Task to carry out
Return each line of the material verbatim.

Records provided
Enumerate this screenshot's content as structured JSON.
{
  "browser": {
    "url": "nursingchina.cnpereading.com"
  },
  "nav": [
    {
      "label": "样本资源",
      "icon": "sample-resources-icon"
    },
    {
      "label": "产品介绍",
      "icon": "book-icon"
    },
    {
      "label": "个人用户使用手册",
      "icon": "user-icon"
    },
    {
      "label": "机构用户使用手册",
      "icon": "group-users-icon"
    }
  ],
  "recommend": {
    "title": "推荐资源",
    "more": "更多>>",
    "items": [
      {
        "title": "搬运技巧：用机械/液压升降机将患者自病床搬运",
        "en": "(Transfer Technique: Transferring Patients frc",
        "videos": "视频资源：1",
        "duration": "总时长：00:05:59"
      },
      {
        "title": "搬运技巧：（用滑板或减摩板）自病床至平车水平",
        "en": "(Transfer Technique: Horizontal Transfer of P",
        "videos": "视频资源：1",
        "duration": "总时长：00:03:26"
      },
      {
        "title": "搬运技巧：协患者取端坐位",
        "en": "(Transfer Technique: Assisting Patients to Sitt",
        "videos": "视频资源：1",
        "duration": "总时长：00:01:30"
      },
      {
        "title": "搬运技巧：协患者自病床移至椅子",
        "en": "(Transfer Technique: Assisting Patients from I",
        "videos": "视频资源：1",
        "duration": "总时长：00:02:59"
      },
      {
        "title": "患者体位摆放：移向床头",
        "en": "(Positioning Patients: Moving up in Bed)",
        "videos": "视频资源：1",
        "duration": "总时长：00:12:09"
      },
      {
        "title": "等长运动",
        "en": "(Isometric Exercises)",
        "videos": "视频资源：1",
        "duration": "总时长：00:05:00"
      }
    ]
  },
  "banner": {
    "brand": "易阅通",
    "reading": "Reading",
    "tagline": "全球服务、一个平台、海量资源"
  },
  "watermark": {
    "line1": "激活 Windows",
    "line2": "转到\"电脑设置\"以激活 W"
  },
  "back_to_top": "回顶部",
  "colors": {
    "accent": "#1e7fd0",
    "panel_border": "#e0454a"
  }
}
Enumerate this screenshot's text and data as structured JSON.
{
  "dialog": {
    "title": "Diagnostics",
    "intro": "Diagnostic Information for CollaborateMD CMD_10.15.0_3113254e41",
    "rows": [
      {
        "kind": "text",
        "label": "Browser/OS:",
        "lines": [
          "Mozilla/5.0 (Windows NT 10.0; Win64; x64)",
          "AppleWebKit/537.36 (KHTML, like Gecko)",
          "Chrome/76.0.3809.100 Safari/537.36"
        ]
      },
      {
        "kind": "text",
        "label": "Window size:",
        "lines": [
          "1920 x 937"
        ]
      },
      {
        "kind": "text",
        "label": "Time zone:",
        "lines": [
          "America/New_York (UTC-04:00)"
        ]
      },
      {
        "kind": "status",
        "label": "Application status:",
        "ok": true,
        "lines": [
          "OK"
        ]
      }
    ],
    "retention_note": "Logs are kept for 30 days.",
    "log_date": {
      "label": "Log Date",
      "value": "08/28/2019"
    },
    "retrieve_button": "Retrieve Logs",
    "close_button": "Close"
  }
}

Expected output
Enumerate this screenshot's content as structured JSON.
{
  "browser": {
    "url": "nursingchina.cnpereading.com"
  },
  "nav": [
    {
      "label": "样本资源",
      "icon": "sample-resources-icon"
    },
    {
      "label": "产品介绍",
      "icon": "book-icon"
    },
    {
      "label": "个人用户使用手册",
      "icon": "user-icon"
    },
    {
      "label": "机构用户使用手册",
      "icon": "group-users-icon"
    }
  ],
  "recommend": {
    "title": "推荐资源",
    "more": "更多>>",
    "items": [
      {
        "title": "搬运技巧：用机械/液压升降机将患者自病床搬运",
        "en": "(Transfer Technique: Transferring Patients frc",
        "videos": "视频资源：1",
        "duration": "总时长：00:05:59"
      },
      {
        "title": "搬运技巧：（用滑板或减摩板）自病床至平车水平",
        "en": "(Transfer Technique: Horizontal Transfer of P",
        "videos": "视频资源：1",
        "duration": "总时长：00:03:26"
      },
      {
        "title": "搬运技巧：协患者取端坐位",
        "en": "(Transfer Technique: Assisting Patients to Sitt",
        "videos": "视频资源：1",
        "duration": "总时长：00:01:30"
      },
      {
        "title": "搬运技巧：协患者自病床移至椅子",
        "en": "(Transfer Technique: Assisting Patients from I",
        "videos": "视频资源：1",
        "duration": "总时长：00:02:59"
      },
      {
        "title": "患者体位摆放：移向床头",
        "en": "(Positioning Patients: Moving up in Bed)",
        "videos": "视频资源：1",
        "duration": "总时长：00:12:09"
      },
      {
        "title": "等长运动",
        "en": "(Isometric Exercises)",
        "videos": "视频资源：1",
        "duration": "总时长：00:05:00"
      }
    ]
  },
  "banner": {
    "brand": "易阅通",
    "reading": "Reading",
    "tagline": "全球服务、一个平台、海量资源"
  },
  "watermark": {
    "line1": "激活 Windows",
    "line2": "转到\"电脑设置\"以激活 W"
  },
  "back_to_top": "回顶部",
  "colors": {
    "accent": "#1e7fd0",
    "panel_border": "#e0454a"
  }
}
Enumerate this screenshot's text and data as structured JSON.
{
  "dialog": {
    "title": "Diagnostics",
    "intro": "Diagnostic Information for CollaborateMD CMD_10.15.0_3113254e41",
    "rows": [
      {
        "kind": "text",
        "label": "Browser/OS:",
        "lines": [
          "Mozilla/5.0 (Windows NT 10.0; Win64; x64)",
          "AppleWebKit/537.36 (KHTML, like Gecko)",
          "Chrome/76.0.3809.100 Safari/537.36"
        ]
      },
      {
        "kind": "text",
        "label": "Window size:",
        "lines": [
          "1920 x 937"
        ]
      },
      {
        "kind": "text",
        "label": "Time zone:",
        "lines": [
          "America/New_York (UTC-04:00)"
        ]
      },
      {
        "kind": "status",
        "label": "Application status:",
        "ok": true,
        "lines": [
          "OK"
        ]
      }
    ],
    "retention_note": "Logs are kept for 30 days.",
    "log_date": {
      "label": "Log Date",
      "value": "08/28/2019"
    },
    "retrieve_button": "Retrieve Logs",
    "close_button": "Close"
  }
}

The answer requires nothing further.